===== Source records

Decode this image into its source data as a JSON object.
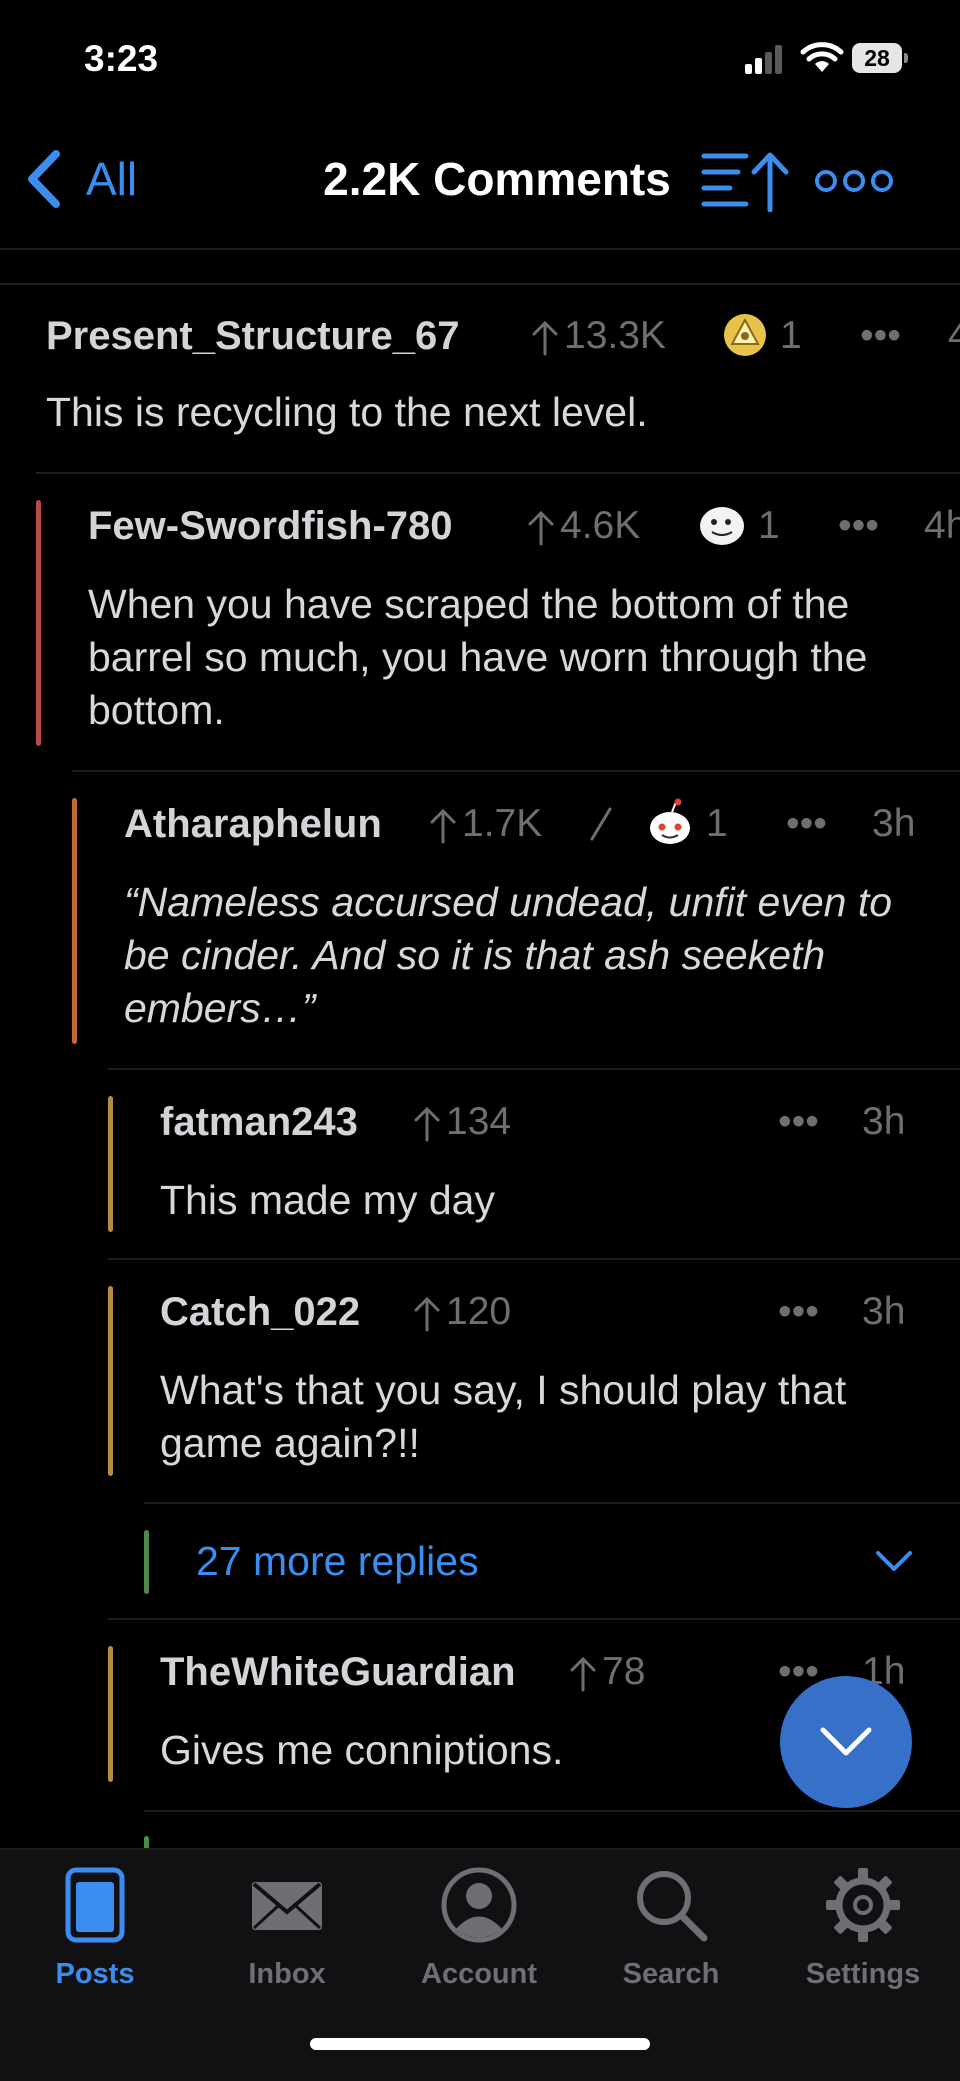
{
  "status": {
    "time": "3:23",
    "battery": "28"
  },
  "nav": {
    "back_label": "All",
    "title": "2.2K Comments"
  },
  "comments": [
    {
      "author": "Present_Structure_67",
      "score": "13.3K",
      "award_count": "1",
      "age": "4",
      "body": "This is recycling to the next level."
    },
    {
      "author": "Few-Swordfish-780",
      "score": "4.6K",
      "award_count": "1",
      "age": "4h",
      "body": "When you have scraped the bottom of the barrel so much, you have worn through the bottom."
    },
    {
      "author": "Atharaphelun",
      "score": "1.7K",
      "award_count": "1",
      "age": "3h",
      "body": "“Nameless accursed undead, unfit even to be cinder. And so it is that ash seeketh embers…”"
    },
    {
      "author": "fatman243",
      "score": "134",
      "age": "3h",
      "body": "This made my day"
    },
    {
      "author": "Catch_022",
      "score": "120",
      "age": "3h",
      "body": "What's that you say, I should play that game again?!!"
    },
    {
      "author": "TheWhiteGuardian",
      "score": "78",
      "age": "1h",
      "body": "Gives me conniptions."
    }
  ],
  "more_replies": {
    "label": "27 more replies"
  },
  "tabs": [
    {
      "label": "Posts",
      "icon": "posts-icon",
      "active": true
    },
    {
      "label": "Inbox",
      "icon": "envelope-icon"
    },
    {
      "label": "Account",
      "icon": "account-icon"
    },
    {
      "label": "Search",
      "icon": "search-icon"
    },
    {
      "label": "Settings",
      "icon": "gear-icon"
    }
  ],
  "colors": {
    "accent": "#3b8df0",
    "thread_level_1": "#b84a4a",
    "thread_level_2": "#c46a34",
    "thread_level_3": "#b58c44",
    "thread_level_4": "#4f8a4a"
  }
}
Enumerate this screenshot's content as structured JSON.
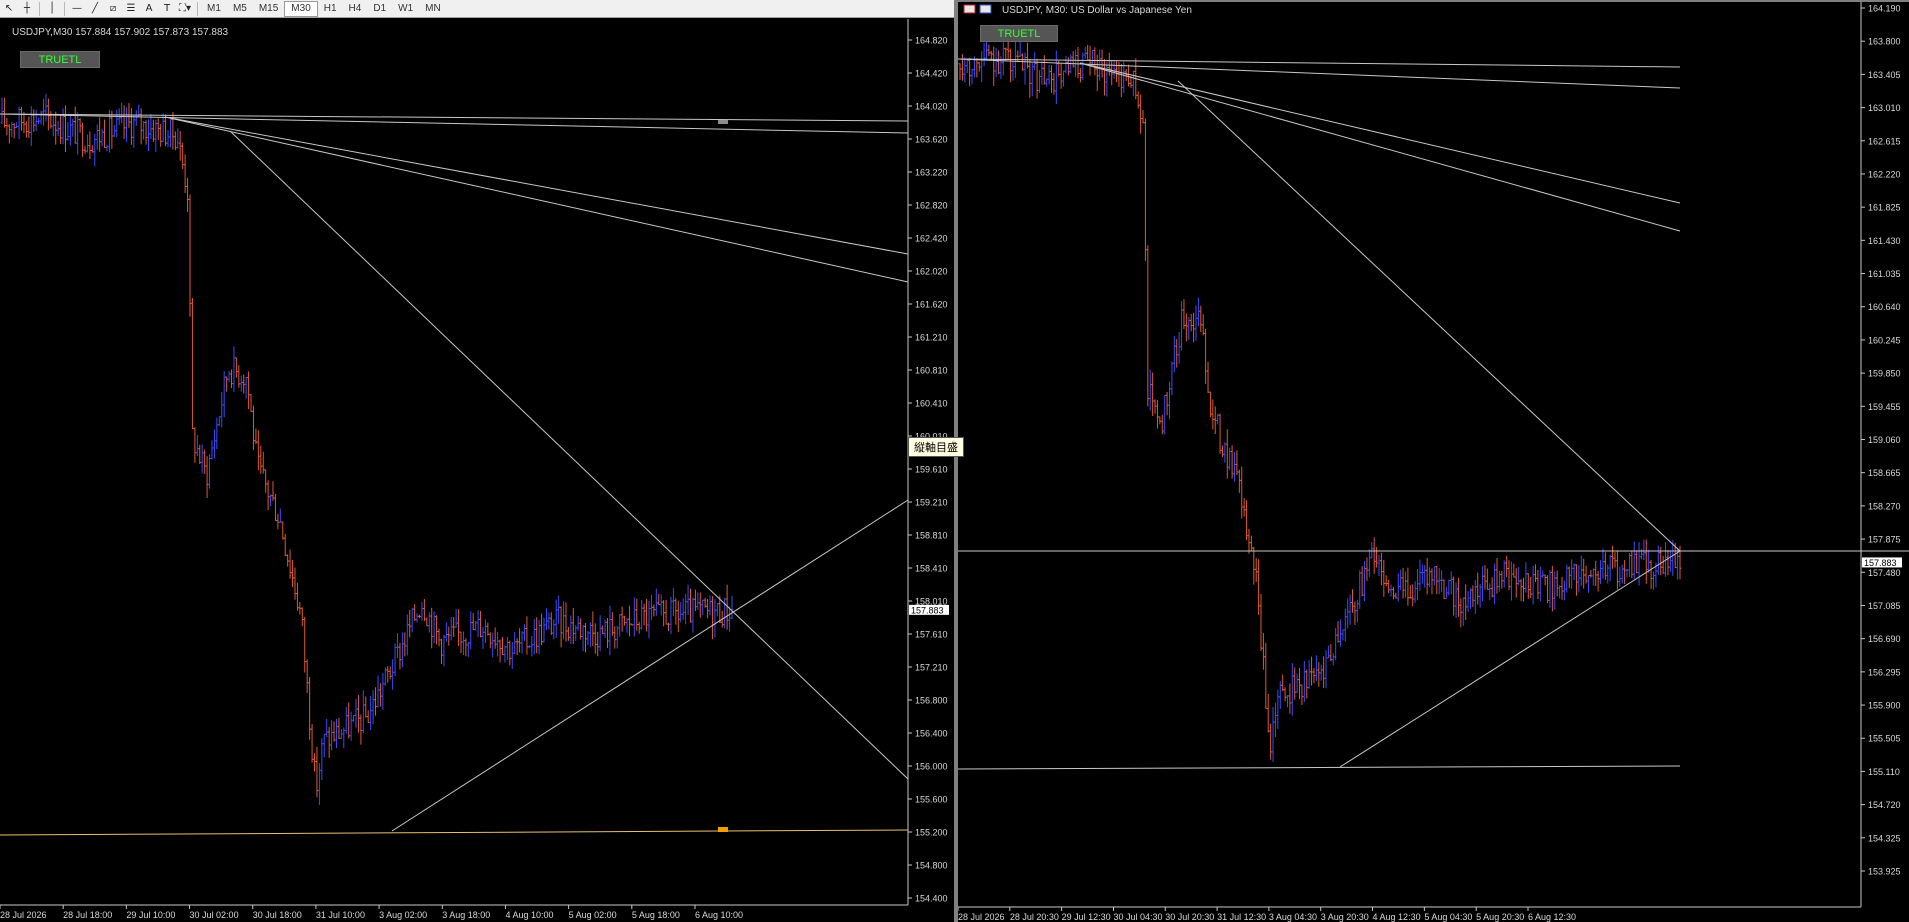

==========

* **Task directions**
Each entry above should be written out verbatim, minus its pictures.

* **Finished task**
Decode this image into its source data as a JSON object.
{
  "status": {
    "time": "3:23",
    "battery": "28"
  },
  "nav": {
    "back_label": "All",
    "title": "2.2K Comments"
  },
  "comments": [
    {
      "author": "Present_Structure_67",
      "score": "13.3K",
      "award_count": "1",
      "age": "4",
      "body": "This is recycling to the next level."
    },
    {
      "author": "Few-Swordfish-780",
      "score": "4.6K",
      "award_count": "1",
      "age": "4h",
      "body": "When you have scraped the bottom of the barrel so much, you have worn through the bottom."
    },
    {
      "author": "Atharaphelun",
      "score": "1.7K",
      "award_count": "1",
      "age": "3h",
      "body": "“Nameless accursed undead, unfit even to be cinder. And so it is that ash seeketh embers…”"
    },
    {
      "author": "fatman243",
      "score": "134",
      "age": "3h",
      "body": "This made my day"
    },
    {
      "author": "Catch_022",
      "score": "120",
      "age": "3h",
      "body": "What's that you say, I should play that game again?!!"
    },
    {
      "author": "TheWhiteGuardian",
      "score": "78",
      "age": "1h",
      "body": "Gives me conniptions."
    }
  ],
  "more_replies": {
    "label": "27 more replies"
  },
  "tabs": [
    {
      "label": "Posts",
      "icon": "posts-icon",
      "active": true
    },
    {
      "label": "Inbox",
      "icon": "envelope-icon"
    },
    {
      "label": "Account",
      "icon": "account-icon"
    },
    {
      "label": "Search",
      "icon": "search-icon"
    },
    {
      "label": "Settings",
      "icon": "gear-icon"
    }
  ],
  "colors": {
    "accent": "#3b8df0",
    "thread_level_1": "#b84a4a",
    "thread_level_2": "#c46a34",
    "thread_level_3": "#b58c44",
    "thread_level_4": "#4f8a4a"
  }
}
Enumerate this screenshot's content as structured JSON.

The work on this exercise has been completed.